I am also appalled and offended by the label of Witch’s Wit. How can the burning of a human being be considered appropriate and appealing to advertise/sell beer? It is slap in the face of many many women through out the world.
The handful of comments I got were nothing compared to the 300 emails received by The Lost Abbey by the Pagan/Wiccan community though. Their campaign finally hit the general public yesterday with a full-length piece in the New York Times.
A woman by the name of Vicki Noble led the charge and her email reached a woman named Cynthia Eller in San Marcos, also home to The Lost Abbey. From the NYT piece:
As it happens, [Ms. Eller's parents live in San Marcos]. This week, her father, Eldon, visited the brewery and had a taste of the beer — a Belgian-style ale, spiced with grapefruit zest, orange peel and coriander. He enjoyed it very much, his daughter said, and met Vince Marsaglia, one of the co-founders of the brewery.
Soon after her father’s tasting trip, Ms. Eller got an e-mail from Mr. Marsaglia, a reply to one she had sent the brewery. He wrote that he was “totally in favor” of changing the label and that he and his co-workers had been “ignorantly unaware of the mistake” they had made.
Not so fast says The Lost Abbey’s Sage Osterfeld. A decision has not been made final yet and will not be made final until after Halloween. If the brewery doesn’t change the label, it could get interesting to see what the Wiccan group does next. Could we see marching or a demonstration outside the Abbey?
Osterfeld said that they had not received a single complaint about the label before last Friday. I wrote about the beer back when it initially hit shelves in August, 2008. Also of note, it’s a summer release and is now out of stock in most markets.

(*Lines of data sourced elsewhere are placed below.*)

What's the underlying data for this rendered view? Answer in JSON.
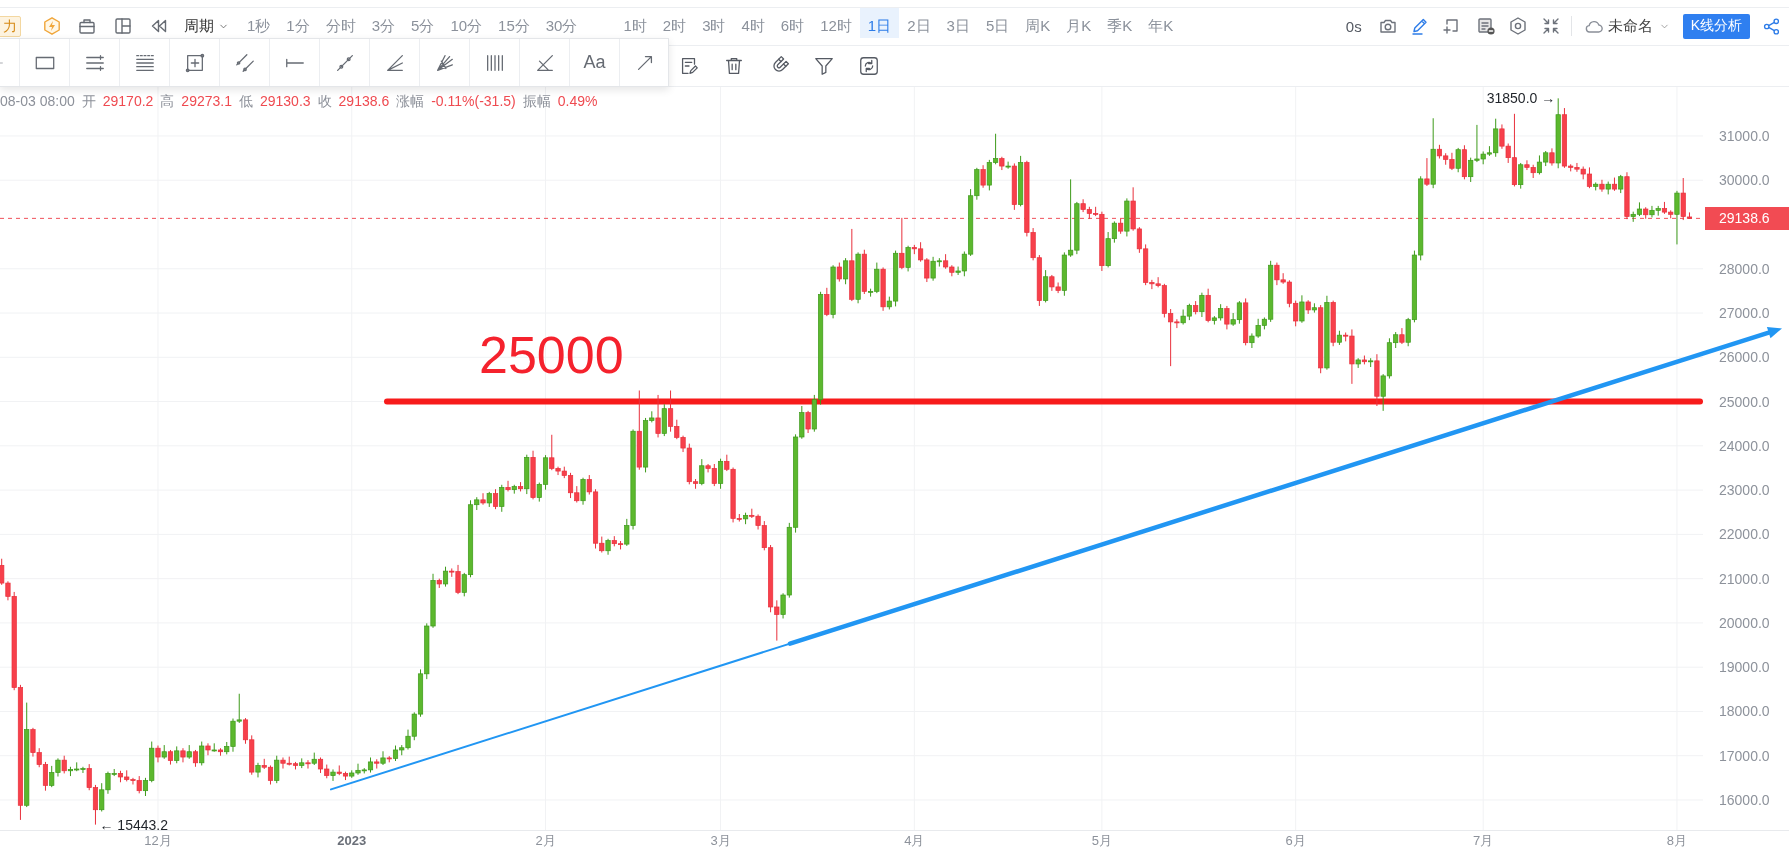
{
  "top_toolbar": {
    "feature_button": "力",
    "period_button": "周期",
    "interval_groups": [
      {
        "items": [
          {
            "label": "1秒",
            "selected": false
          },
          {
            "label": "1分",
            "selected": false
          },
          {
            "label": "分时",
            "selected": false
          },
          {
            "label": "3分",
            "selected": false
          },
          {
            "label": "5分",
            "selected": false
          },
          {
            "label": "10分",
            "selected": false
          },
          {
            "label": "15分",
            "selected": false
          },
          {
            "label": "30分",
            "selected": false
          }
        ]
      },
      {
        "items": [
          {
            "label": "1时",
            "selected": false
          },
          {
            "label": "2时",
            "selected": false
          },
          {
            "label": "3时",
            "selected": false
          },
          {
            "label": "4时",
            "selected": false
          },
          {
            "label": "6时",
            "selected": false
          },
          {
            "label": "12时",
            "selected": false
          },
          {
            "label": "1日",
            "selected": true
          },
          {
            "label": "2日",
            "selected": false
          },
          {
            "label": "3日",
            "selected": false
          },
          {
            "label": "5日",
            "selected": false
          },
          {
            "label": "周K",
            "selected": false
          },
          {
            "label": "月K",
            "selected": false
          },
          {
            "label": "季K",
            "selected": false
          },
          {
            "label": "年K",
            "selected": false
          }
        ]
      }
    ],
    "countdown": "0s",
    "layout_name": "未命名",
    "analysis_button": "K线分析"
  },
  "drawing_tools": {
    "text_tool": "Aa"
  },
  "info_bar": {
    "time": "08-03 08:00",
    "fields": [
      {
        "label": "开",
        "value": "29170.2"
      },
      {
        "label": "高",
        "value": "29273.1"
      },
      {
        "label": "低",
        "value": "29130.3"
      },
      {
        "label": "收",
        "value": "29138.6"
      },
      {
        "label": "涨幅",
        "value": "-0.11%(-31.5)"
      },
      {
        "label": "振幅",
        "value": "0.49%"
      }
    ]
  },
  "chart": {
    "high_label": "31850.0 →",
    "low_label": "← 15443.2",
    "x_label_styles": [
      {
        "bold": false
      },
      {
        "bold": true
      },
      {
        "bold": false
      },
      {
        "bold": false
      },
      {
        "bold": false
      },
      {
        "bold": false
      },
      {
        "bold": false
      },
      {
        "bold": false
      },
      {
        "bold": false
      }
    ],
    "chart_data": {
      "type": "candlestick",
      "ylim": [
        15322,
        32106
      ],
      "grid": true,
      "yticks": [
        {
          "value": 31000,
          "label": "31000.0"
        },
        {
          "value": 30000,
          "label": "30000.0"
        },
        {
          "value": 28000,
          "label": "28000.0"
        },
        {
          "value": 27000,
          "label": "27000.0"
        },
        {
          "value": 26000,
          "label": "26000.0"
        },
        {
          "value": 25000,
          "label": "25000.0"
        },
        {
          "value": 24000,
          "label": "24000.0"
        },
        {
          "value": 23000,
          "label": "23000.0"
        },
        {
          "value": 22000,
          "label": "22000.0"
        },
        {
          "value": 21000,
          "label": "21000.0"
        },
        {
          "value": 20000,
          "label": "20000.0"
        },
        {
          "value": 19000,
          "label": "19000.0"
        },
        {
          "value": 18000,
          "label": "18000.0"
        },
        {
          "value": 17000,
          "label": "17000.0"
        },
        {
          "value": 16000,
          "label": "16000.0"
        }
      ],
      "ref_lines": [
        {
          "axis": "y",
          "value": 25000,
          "label": "25000"
        },
        {
          "axis": "y",
          "value": 29138.6,
          "label": "29138.6"
        }
      ],
      "categories": [
        null,
        null,
        null,
        null,
        null,
        null,
        null,
        null,
        null,
        null,
        null,
        null,
        null,
        null,
        null,
        null,
        null,
        null,
        null,
        null,
        null,
        null,
        null,
        null,
        null,
        "12月",
        null,
        null,
        null,
        null,
        null,
        null,
        null,
        null,
        null,
        null,
        null,
        null,
        null,
        null,
        null,
        null,
        null,
        null,
        null,
        null,
        null,
        null,
        null,
        null,
        null,
        null,
        null,
        null,
        null,
        null,
        "2023",
        null,
        null,
        null,
        null,
        null,
        null,
        null,
        null,
        null,
        null,
        null,
        null,
        null,
        null,
        null,
        null,
        null,
        null,
        null,
        null,
        null,
        null,
        null,
        null,
        null,
        null,
        null,
        null,
        null,
        null,
        "2月",
        null,
        null,
        null,
        null,
        null,
        null,
        null,
        null,
        null,
        null,
        null,
        null,
        null,
        null,
        null,
        null,
        null,
        null,
        null,
        null,
        null,
        null,
        null,
        null,
        null,
        null,
        null,
        "3月",
        null,
        null,
        null,
        null,
        null,
        null,
        null,
        null,
        null,
        null,
        null,
        null,
        null,
        null,
        null,
        null,
        null,
        null,
        null,
        null,
        null,
        null,
        null,
        null,
        null,
        null,
        null,
        null,
        null,
        null,
        "4月",
        null,
        null,
        null,
        null,
        null,
        null,
        null,
        null,
        null,
        null,
        null,
        null,
        null,
        null,
        null,
        null,
        null,
        null,
        null,
        null,
        null,
        null,
        null,
        null,
        null,
        null,
        null,
        null,
        null,
        "5月",
        null,
        null,
        null,
        null,
        null,
        null,
        null,
        null,
        null,
        null,
        null,
        null,
        null,
        null,
        null,
        null,
        null,
        null,
        null,
        null,
        null,
        null,
        null,
        null,
        null,
        null,
        null,
        null,
        null,
        null,
        "6月",
        null,
        null,
        null,
        null,
        null,
        null,
        null,
        null,
        null,
        null,
        null,
        null,
        null,
        null,
        null,
        null,
        null,
        null,
        null,
        null,
        null,
        null,
        null,
        null,
        null,
        null,
        null,
        null,
        null,
        "7月",
        null,
        null,
        null,
        null,
        null,
        null,
        null,
        null,
        null,
        null,
        null,
        null,
        null,
        null,
        null,
        null,
        null,
        null,
        null,
        null,
        null,
        null,
        null,
        null,
        null,
        null,
        null,
        null,
        null,
        null,
        "8月",
        null,
        null
      ],
      "ohlc": [
        [
          21300,
          21450,
          20860,
          20900
        ],
        [
          20900,
          20940,
          20510,
          20600
        ],
        [
          20600,
          20700,
          18480,
          18540
        ],
        [
          18540,
          18600,
          15550,
          15880
        ],
        [
          15880,
          18200,
          15840,
          17590
        ],
        [
          17590,
          17630,
          16980,
          17070
        ],
        [
          17070,
          17170,
          16740,
          16800
        ],
        [
          16800,
          16860,
          16210,
          16330
        ],
        [
          16330,
          16770,
          16290,
          16620
        ],
        [
          16620,
          16940,
          16530,
          16900
        ],
        [
          16900,
          17000,
          16600,
          16660
        ],
        [
          16660,
          16750,
          16540,
          16690
        ],
        [
          16690,
          16850,
          16650,
          16700
        ],
        [
          16700,
          16750,
          16610,
          16710
        ],
        [
          16710,
          16810,
          16220,
          16280
        ],
        [
          16280,
          16340,
          15443.2,
          15780
        ],
        [
          15780,
          16380,
          15740,
          16230
        ],
        [
          16230,
          16640,
          16140,
          16600
        ],
        [
          16600,
          16700,
          16540,
          16600
        ],
        [
          16600,
          16660,
          16400,
          16520
        ],
        [
          16520,
          16670,
          16420,
          16460
        ],
        [
          16460,
          16500,
          16350,
          16440
        ],
        [
          16440,
          16540,
          16150,
          16210
        ],
        [
          16210,
          16500,
          16090,
          16440
        ],
        [
          16440,
          17320,
          16400,
          17170
        ],
        [
          17170,
          17230,
          16850,
          16970
        ],
        [
          16970,
          17240,
          16930,
          17090
        ],
        [
          17090,
          17130,
          16800,
          16890
        ],
        [
          16890,
          17210,
          16830,
          17110
        ],
        [
          17110,
          17170,
          16850,
          16970
        ],
        [
          16970,
          17240,
          16930,
          17090
        ],
        [
          17090,
          17130,
          16750,
          16840
        ],
        [
          16840,
          17320,
          16780,
          17220
        ],
        [
          17220,
          17280,
          17010,
          17130
        ],
        [
          17130,
          17280,
          17090,
          17130
        ],
        [
          17130,
          17170,
          17000,
          17090
        ],
        [
          17090,
          17310,
          17030,
          17210
        ],
        [
          17210,
          17840,
          17090,
          17780
        ],
        [
          17780,
          18400,
          17740,
          17810
        ],
        [
          17810,
          17850,
          17270,
          17360
        ],
        [
          17360,
          17460,
          16570,
          16630
        ],
        [
          16630,
          16840,
          16510,
          16780
        ],
        [
          16780,
          16930,
          16700,
          16740
        ],
        [
          16740,
          16780,
          16350,
          16440
        ],
        [
          16440,
          17000,
          16380,
          16900
        ],
        [
          16900,
          16960,
          16710,
          16830
        ],
        [
          16830,
          16980,
          16780,
          16820
        ],
        [
          16820,
          16860,
          16690,
          16780
        ],
        [
          16780,
          16940,
          16720,
          16840
        ],
        [
          16840,
          16900,
          16710,
          16830
        ],
        [
          16830,
          17070,
          16790,
          16920
        ],
        [
          16920,
          16960,
          16610,
          16700
        ],
        [
          16700,
          16800,
          16490,
          16550
        ],
        [
          16550,
          16690,
          16430,
          16630
        ],
        [
          16630,
          16780,
          16560,
          16600
        ],
        [
          16600,
          16640,
          16450,
          16540
        ],
        [
          16540,
          16670,
          16500,
          16610
        ],
        [
          16610,
          16820,
          16570,
          16670
        ],
        [
          16670,
          16720,
          16600,
          16680
        ],
        [
          16680,
          16960,
          16620,
          16860
        ],
        [
          16860,
          16920,
          16710,
          16830
        ],
        [
          16830,
          17100,
          16790,
          16950
        ],
        [
          16950,
          16990,
          16850,
          16940
        ],
        [
          16940,
          17230,
          16880,
          17130
        ],
        [
          17130,
          17240,
          17010,
          17180
        ],
        [
          17180,
          17590,
          17140,
          17440
        ],
        [
          17440,
          17980,
          17350,
          17940
        ],
        [
          17940,
          18950,
          17880,
          18850
        ],
        [
          18850,
          19990,
          18730,
          19930
        ],
        [
          19930,
          21110,
          19890,
          20960
        ],
        [
          20960,
          21000,
          20790,
          20880
        ],
        [
          20880,
          21270,
          20820,
          21170
        ],
        [
          21170,
          21230,
          21040,
          21160
        ],
        [
          21160,
          21310,
          20650,
          20690
        ],
        [
          20690,
          21130,
          20600,
          21090
        ],
        [
          21090,
          22770,
          21030,
          22670
        ],
        [
          22670,
          22840,
          22550,
          22780
        ],
        [
          22780,
          22930,
          22670,
          22710
        ],
        [
          22710,
          22960,
          22620,
          22920
        ],
        [
          22920,
          23020,
          22570,
          22630
        ],
        [
          22630,
          23120,
          22510,
          23060
        ],
        [
          23060,
          23210,
          22970,
          23010
        ],
        [
          23010,
          23120,
          22920,
          23080
        ],
        [
          23080,
          23180,
          22970,
          23030
        ],
        [
          23030,
          23800,
          22910,
          23740
        ],
        [
          23740,
          23890,
          22790,
          22830
        ],
        [
          22830,
          23170,
          22740,
          23130
        ],
        [
          23130,
          23790,
          23010,
          23730
        ],
        [
          23730,
          24250,
          23450,
          23490
        ],
        [
          23490,
          23530,
          23340,
          23430
        ],
        [
          23430,
          23530,
          23270,
          23330
        ],
        [
          23330,
          23390,
          22820,
          22940
        ],
        [
          22940,
          23090,
          22720,
          22760
        ],
        [
          22760,
          23280,
          22670,
          23240
        ],
        [
          23240,
          23340,
          22900,
          22960
        ],
        [
          22960,
          23020,
          21680,
          21800
        ],
        [
          21800,
          21950,
          21590,
          21630
        ],
        [
          21630,
          21900,
          21540,
          21860
        ],
        [
          21860,
          21960,
          21730,
          21790
        ],
        [
          21790,
          21850,
          21660,
          21780
        ],
        [
          21780,
          22350,
          21740,
          22200
        ],
        [
          22200,
          24370,
          22110,
          24330
        ],
        [
          24330,
          25250,
          23460,
          23520
        ],
        [
          23520,
          24630,
          23400,
          24570
        ],
        [
          24570,
          24780,
          24530,
          24630
        ],
        [
          24630,
          25150,
          24190,
          24280
        ],
        [
          24280,
          24940,
          24220,
          24840
        ],
        [
          24840,
          25250,
          24320,
          24440
        ],
        [
          24440,
          24590,
          24150,
          24190
        ],
        [
          24190,
          24230,
          23860,
          23950
        ],
        [
          23950,
          24050,
          23130,
          23190
        ],
        [
          23190,
          23250,
          23030,
          23150
        ],
        [
          23150,
          23700,
          23110,
          23550
        ],
        [
          23550,
          23590,
          23400,
          23490
        ],
        [
          23490,
          23590,
          23090,
          23150
        ],
        [
          23150,
          23710,
          23030,
          23650
        ],
        [
          23650,
          23800,
          23430,
          23470
        ],
        [
          23470,
          23510,
          22270,
          22360
        ],
        [
          22360,
          22460,
          22290,
          22350
        ],
        [
          22350,
          22490,
          22230,
          22430
        ],
        [
          22430,
          22580,
          22370,
          22410
        ],
        [
          22410,
          22450,
          22110,
          22200
        ],
        [
          22200,
          22300,
          21640,
          21700
        ],
        [
          21700,
          21760,
          20240,
          20360
        ],
        [
          20360,
          20510,
          19600,
          20190
        ],
        [
          20190,
          20670,
          20100,
          20630
        ],
        [
          20630,
          22260,
          20570,
          22160
        ],
        [
          22160,
          24260,
          22040,
          24200
        ],
        [
          24200,
          24900,
          24160,
          24750
        ],
        [
          24750,
          24790,
          24290,
          24380
        ],
        [
          24380,
          25150,
          24320,
          25050
        ],
        [
          25050,
          27480,
          24930,
          27420
        ],
        [
          27420,
          27570,
          26930,
          26970
        ],
        [
          26970,
          28080,
          26880,
          28040
        ],
        [
          28040,
          28140,
          27710,
          27770
        ],
        [
          27770,
          28240,
          27650,
          28180
        ],
        [
          28180,
          28900,
          27270,
          27310
        ],
        [
          27310,
          28370,
          27220,
          28330
        ],
        [
          28330,
          28430,
          27430,
          27490
        ],
        [
          27490,
          27550,
          27370,
          27490
        ],
        [
          27490,
          28140,
          27450,
          27990
        ],
        [
          27990,
          28030,
          27050,
          27140
        ],
        [
          27140,
          27370,
          27080,
          27270
        ],
        [
          27270,
          28410,
          27150,
          28350
        ],
        [
          28350,
          29150,
          27990,
          28030
        ],
        [
          28030,
          28520,
          27940,
          28480
        ],
        [
          28480,
          28540,
          28330,
          28450
        ],
        [
          28450,
          28600,
          28160,
          28200
        ],
        [
          28200,
          28240,
          27700,
          27790
        ],
        [
          27790,
          28270,
          27730,
          28170
        ],
        [
          28170,
          28240,
          28050,
          28180
        ],
        [
          28180,
          28330,
          28000,
          28040
        ],
        [
          28040,
          28080,
          27830,
          27920
        ],
        [
          27920,
          28050,
          27860,
          27950
        ],
        [
          27950,
          28390,
          27830,
          28330
        ],
        [
          28330,
          29800,
          28290,
          29650
        ],
        [
          29650,
          30280,
          29560,
          30240
        ],
        [
          30240,
          30340,
          29830,
          29890
        ],
        [
          29890,
          30460,
          29770,
          30400
        ],
        [
          30400,
          31050,
          30360,
          30490
        ],
        [
          30490,
          30530,
          30230,
          30320
        ],
        [
          30320,
          30420,
          30260,
          30320
        ],
        [
          30320,
          30380,
          29330,
          29450
        ],
        [
          29450,
          30550,
          29410,
          30400
        ],
        [
          30400,
          30440,
          28730,
          28820
        ],
        [
          28820,
          28920,
          28190,
          28250
        ],
        [
          28250,
          28310,
          27160,
          27280
        ],
        [
          27280,
          27970,
          27240,
          27820
        ],
        [
          27820,
          27860,
          27500,
          27590
        ],
        [
          27590,
          27690,
          27450,
          27510
        ],
        [
          27510,
          28370,
          27390,
          28310
        ],
        [
          28310,
          30020,
          28270,
          28420
        ],
        [
          28420,
          29510,
          28330,
          29470
        ],
        [
          29470,
          29570,
          29280,
          29340
        ],
        [
          29340,
          29400,
          29130,
          29250
        ],
        [
          29250,
          29400,
          29190,
          29230
        ],
        [
          29230,
          29290,
          27950,
          28070
        ],
        [
          28070,
          28830,
          28030,
          28680
        ],
        [
          28680,
          29070,
          28590,
          29030
        ],
        [
          29030,
          29130,
          28790,
          28850
        ],
        [
          28850,
          29590,
          28730,
          29530
        ],
        [
          29530,
          29840,
          28860,
          28900
        ],
        [
          28900,
          28940,
          28360,
          28450
        ],
        [
          28450,
          28550,
          27630,
          27690
        ],
        [
          27690,
          27750,
          27540,
          27660
        ],
        [
          27660,
          27810,
          27580,
          27620
        ],
        [
          27620,
          27660,
          26900,
          26990
        ],
        [
          26990,
          27090,
          25800,
          26800
        ],
        [
          26800,
          26860,
          26660,
          26780
        ],
        [
          26780,
          27080,
          26740,
          26930
        ],
        [
          26930,
          27210,
          26840,
          27170
        ],
        [
          27170,
          27270,
          26970,
          27030
        ],
        [
          27030,
          27460,
          26910,
          27400
        ],
        [
          27400,
          27550,
          26790,
          26830
        ],
        [
          26830,
          26930,
          26740,
          26890
        ],
        [
          26890,
          27200,
          26830,
          27100
        ],
        [
          27100,
          27160,
          26630,
          26750
        ],
        [
          26750,
          27000,
          26710,
          26850
        ],
        [
          26850,
          27270,
          26760,
          27230
        ],
        [
          27230,
          27330,
          26270,
          26330
        ],
        [
          26330,
          26540,
          26210,
          26480
        ],
        [
          26480,
          26870,
          26440,
          26720
        ],
        [
          26720,
          26900,
          26630,
          26860
        ],
        [
          26860,
          28180,
          26800,
          28080
        ],
        [
          28080,
          28140,
          27630,
          27750
        ],
        [
          27750,
          27900,
          27660,
          27700
        ],
        [
          27700,
          27740,
          27130,
          27220
        ],
        [
          27220,
          27280,
          26700,
          26820
        ],
        [
          26820,
          27400,
          26780,
          27250
        ],
        [
          27250,
          27290,
          26980,
          27070
        ],
        [
          27070,
          27220,
          27010,
          27120
        ],
        [
          27120,
          27180,
          25640,
          25760
        ],
        [
          25760,
          27390,
          25720,
          27240
        ],
        [
          27240,
          27280,
          26250,
          26340
        ],
        [
          26340,
          26600,
          26280,
          26500
        ],
        [
          26500,
          26560,
          26360,
          26480
        ],
        [
          26480,
          26630,
          25400,
          25850
        ],
        [
          25850,
          25980,
          25760,
          25940
        ],
        [
          25940,
          26040,
          25840,
          25900
        ],
        [
          25900,
          25980,
          25780,
          25920
        ],
        [
          25920,
          26070,
          24900,
          25120
        ],
        [
          25120,
          25620,
          24790,
          25580
        ],
        [
          25580,
          26430,
          25520,
          26330
        ],
        [
          26330,
          26570,
          26210,
          26510
        ],
        [
          26510,
          26660,
          26300,
          26340
        ],
        [
          26340,
          26890,
          26250,
          26850
        ],
        [
          26850,
          28410,
          26790,
          28310
        ],
        [
          28310,
          30090,
          28190,
          30030
        ],
        [
          30030,
          30500,
          29870,
          29910
        ],
        [
          29910,
          31400,
          29820,
          30700
        ],
        [
          30700,
          30800,
          30490,
          30550
        ],
        [
          30550,
          30610,
          30350,
          30470
        ],
        [
          30470,
          30620,
          30230,
          30270
        ],
        [
          30270,
          30730,
          30180,
          30690
        ],
        [
          30690,
          30790,
          30020,
          30080
        ],
        [
          30080,
          30510,
          29960,
          30450
        ],
        [
          30450,
          31250,
          30410,
          30480
        ],
        [
          30480,
          30650,
          30360,
          30590
        ],
        [
          30590,
          30770,
          30550,
          30620
        ],
        [
          30620,
          31390,
          30530,
          31160
        ],
        [
          31160,
          31260,
          30710,
          30770
        ],
        [
          30770,
          30830,
          30390,
          30510
        ],
        [
          30510,
          31500,
          29860,
          29900
        ],
        [
          29900,
          30390,
          29810,
          30350
        ],
        [
          30350,
          30450,
          30230,
          30290
        ],
        [
          30290,
          30350,
          30050,
          30170
        ],
        [
          30170,
          30560,
          30130,
          30410
        ],
        [
          30410,
          30660,
          30320,
          30620
        ],
        [
          30620,
          30720,
          30330,
          30390
        ],
        [
          30390,
          31850,
          30270,
          31480
        ],
        [
          31480,
          31630,
          30280,
          30320
        ],
        [
          30320,
          30360,
          30200,
          30290
        ],
        [
          30290,
          30390,
          30190,
          30250
        ],
        [
          30250,
          30310,
          30020,
          30140
        ],
        [
          30140,
          30290,
          29820,
          29860
        ],
        [
          29860,
          29950,
          29770,
          29910
        ],
        [
          29910,
          30010,
          29740,
          29800
        ],
        [
          29800,
          29970,
          29680,
          29910
        ],
        [
          29910,
          30060,
          29760,
          29800
        ],
        [
          29800,
          30120,
          29710,
          30080
        ],
        [
          30080,
          30180,
          29120,
          29180
        ],
        [
          29180,
          29290,
          29060,
          29230
        ],
        [
          29230,
          29500,
          29190,
          29350
        ],
        [
          29350,
          29390,
          29130,
          29220
        ],
        [
          29220,
          29420,
          29160,
          29320
        ],
        [
          29320,
          29420,
          29200,
          29360
        ],
        [
          29360,
          29510,
          29240,
          29280
        ],
        [
          29280,
          29320,
          29140,
          29230
        ],
        [
          29230,
          29760,
          28550,
          29710
        ],
        [
          29710,
          30050,
          29100,
          29180
        ],
        [
          29170.2,
          29273.1,
          29130.3,
          29138.6
        ]
      ]
    }
  }
}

The label has certainly drawn lots of thoughtful discussion among Pagans. To get the other side’s view, I would encourage you to read this blog post as well as this one which includes correspondence between the brewery and a member of the Pagan community.